Thursday, March 8, 2012

Optimal Frugality

Most people who don't know me who hear that I'm a frugal person assume I shop at sales or use coupons.  It's sort of hard to explain why doing that would actually cost me MORE money than what I currently spend.  Here's my funky attempt (with pictures!) to show why I think buying the cheapest thing in front of me at the moment is not the cheapest way to live.

There's a famous mathematical problem called the "Traveling Salesman Problem".  The idea is this:  there are a bunch of cities, and the salesman wants to visit each one.  How does he do it in a speedy way?  How can he visit each city but spend the least amount of time?

It's a famously hard problem to solve, especially when there are thousands of cities. (Why thousands?  This is a math problem, after all).   Naively, you'd think that he would just keep choosing to move from one city to the next nearest city.  But that can actually take him on a really long route -- and it turns out that sometimes going a bit out of his way early on can save him a lot of travel time later.

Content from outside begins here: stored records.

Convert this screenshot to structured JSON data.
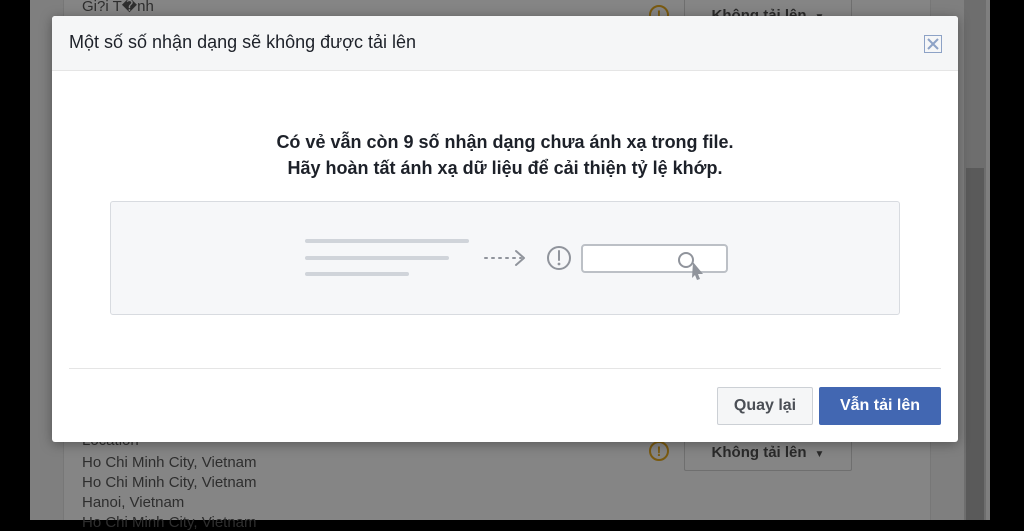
{
  "background": {
    "top_field_label": "Gi?i T�nh",
    "top_dropdown_label": "Không tải lên",
    "location_label": "Location",
    "location_values": [
      "Ho Chi Minh City, Vietnam",
      "Ho Chi Minh City, Vietnam",
      "Hanoi, Vietnam",
      "Ho Chi Minh City, Vietnam"
    ],
    "bottom_dropdown_label": "Không tải lên"
  },
  "modal": {
    "title": "Một số số nhận dạng sẽ không được tải lên",
    "message_line1": "Có vẻ vẫn còn 9 số nhận dạng chưa ánh xạ trong file.",
    "message_line2": "Hãy hoàn tất ánh xạ dữ liệu để cải thiện tỷ lệ khớp.",
    "back_label": "Quay lại",
    "upload_label": "Vẫn tải lên"
  },
  "colors": {
    "primary": "#4267b2",
    "header_bg": "#f5f6f7",
    "text": "#1d2129",
    "illustration_stroke": "#c7ccd4"
  },
  "icons": {
    "close": "close-icon",
    "warning": "warning-icon",
    "arrow": "dotted-arrow-icon",
    "cursor": "cursor-icon",
    "caret": "caret-down-icon"
  }
}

One of my colleagues, Bob Bosch, has some lovely pictures of this problem.  Here are a few dots from a much larger canvas of dots he started with.  How would you connect them with the shortest path?

Here is another small section of dots; in this image, Bosch has connected all the dots in the picture in the shortest possible path.  When you look at this small piece of the picture, it doesn't look like the best way to connect them, but Bosch is looking at the big picture.  So sometimes his lines run off the edge into other parts of the canvas.

What's the big picture?  It's a work of art!
The Da Vinci Curve by Bob Bosch
(used with permission of the artist)
That curvy thing is actually one single curve -- believe it or not, it's the shortest curve you could draw between all the dots in Mona Lisa's face.  If you will, it's the most frugal curve, using the smallest amount of ink.

But you can't draw this by standing at one point and wondering, "what's the closest point to me now?".  And for me, I can't bring my spending to a minimum by pulling out my wallet and asking, "what's the cheapest thing I could buy today?"  Sometimes I spend a bunch more, so that I can take smaller spending steps later. 

1 comment:

  1. Hello Miser Mom,

    We agree, Family comes first.
    That's why we started our own Blog as well entitled:
    We found an ingenious way to stop from having to cut coupons and search everywhere for them.
    So stop on by and say "hello"

    Chris & Mary Ann Bird